I think that this approach is unfair to quantum mysticism, because the ideas about quantum dualism are supported by many physicists. It bothers me to think that something as subtle as quantum mysticism, with its mix of mainstream science, mind/body philosophy, and flat-out quackery, will be treated like the paranormal. I think that by having both issues discussed in the same article, the article becomes fairer to the point of view of the quantum mystic.

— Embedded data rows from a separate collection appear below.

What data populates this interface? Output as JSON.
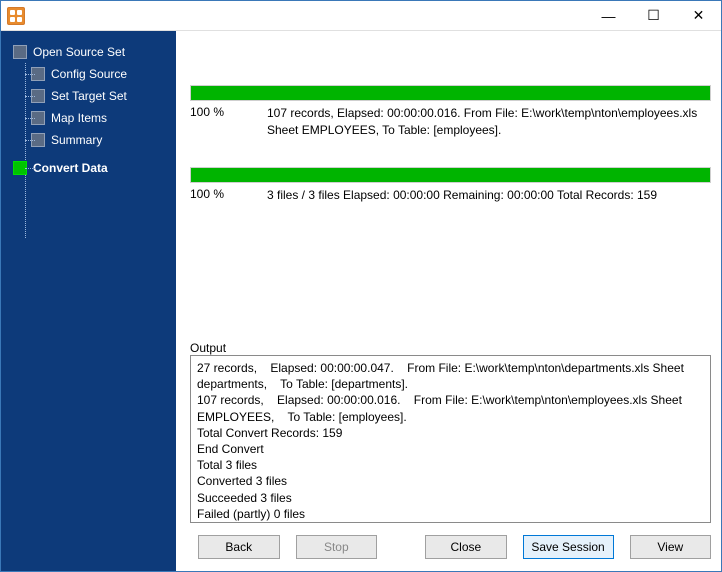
{
  "colors": {
    "sidebar_bg": "#0d3a7a",
    "progress_fill": "#00b400",
    "window_border": "#3a78b8",
    "primary_button_border": "#0078d7"
  },
  "titlebar": {
    "app_icon_name": "app-grid-icon",
    "min_label": "—",
    "max_label": "☐",
    "close_label": "✕"
  },
  "sidebar": {
    "root": {
      "label": "Open Source Set"
    },
    "items": [
      {
        "label": "Config Source"
      },
      {
        "label": "Set Target Set"
      },
      {
        "label": "Map Items"
      },
      {
        "label": "Summary"
      },
      {
        "label": "Convert Data",
        "active": true
      }
    ]
  },
  "progress": {
    "file": {
      "percent_label": "100 %",
      "details_line1": "107 records,    Elapsed: 00:00:00.016.    From File: E:\\work\\temp\\nton\\employees.xls Sheet EMPLOYEES,    To Table: [employees]."
    },
    "overall": {
      "percent_label": "100 %",
      "details": "3 files / 3 files    Elapsed: 00:00:00    Remaining: 00:00:00    Total Records: 159"
    }
  },
  "output": {
    "label": "Output",
    "text": "27 records,    Elapsed: 00:00:00.047.    From File: E:\\work\\temp\\nton\\departments.xls Sheet departments,    To Table: [departments].\n107 records,    Elapsed: 00:00:00.016.    From File: E:\\work\\temp\\nton\\employees.xls Sheet EMPLOYEES,    To Table: [employees].\nTotal Convert Records: 159\nEnd Convert\nTotal 3 files\nConverted 3 files\nSucceeded 3 files\nFailed (partly) 0 files"
  },
  "buttons": {
    "back": "Back",
    "stop": "Stop",
    "close": "Close",
    "save_session": "Save Session",
    "view": "View"
  }
}
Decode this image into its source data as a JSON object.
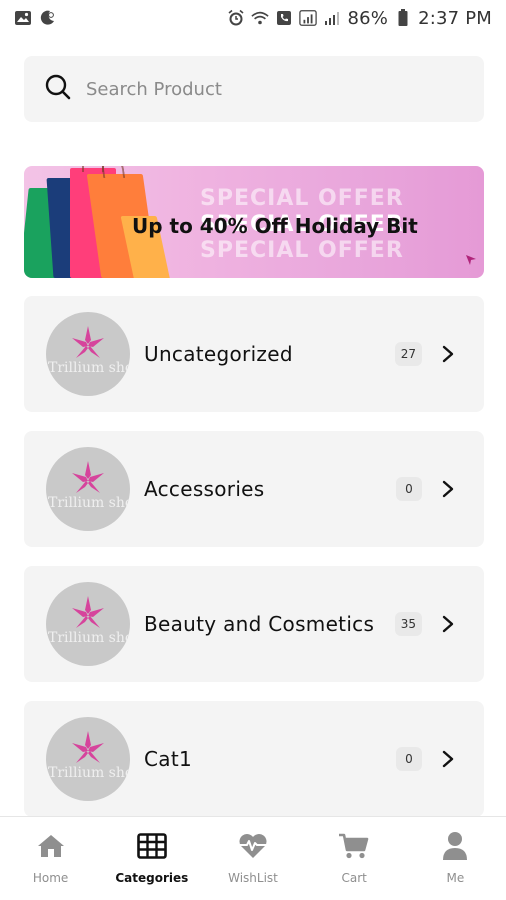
{
  "status_bar": {
    "battery": "86%",
    "time": "2:37 PM"
  },
  "search": {
    "placeholder": "Search Product"
  },
  "banner": {
    "title": "Up to 40% Off Holiday Bit",
    "ghost_text": "SPECIAL OFFER"
  },
  "categories": [
    {
      "name": "Uncategorized",
      "count": "27"
    },
    {
      "name": "Accessories",
      "count": "0"
    },
    {
      "name": "Beauty and Cosmetics",
      "count": "35"
    },
    {
      "name": "Cat1",
      "count": "0"
    }
  ],
  "avatar_brand": "Trillium shop",
  "bottom_nav": {
    "items": [
      {
        "label": "Home",
        "icon": "home-icon"
      },
      {
        "label": "Categories",
        "icon": "grid-icon"
      },
      {
        "label": "WishList",
        "icon": "heart-pulse-icon"
      },
      {
        "label": "Cart",
        "icon": "cart-icon"
      },
      {
        "label": "Me",
        "icon": "user-icon"
      }
    ],
    "active_index": 1
  },
  "colors": {
    "accent": "#d6449c",
    "card_bg": "#f4f4f4",
    "avatar_bg": "#c9c9c9"
  }
}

In particular, as long as the mysticism is in line with psycho-physical parallelism and no-miracles, it is totally in line with the opinion of the scientific founders of quantum mechanics. This can include out-of-body experience, synchronicity, god-mind, consciousness alteration by meditation, which do not contradict psycho-physical parallelism, and don't require miracles. Skeptics usually jump up and down only when someone claims that psycho-physical parallism is violated, or when someone claims a miracle. Since 90% of meditative practices, quantum or non-quanutm, don't make any such claims, it would be a shame to make an article about mysticism which made it sound like pure quackery.Likebox (talk) 23:08, 30 September 2009 (UTC)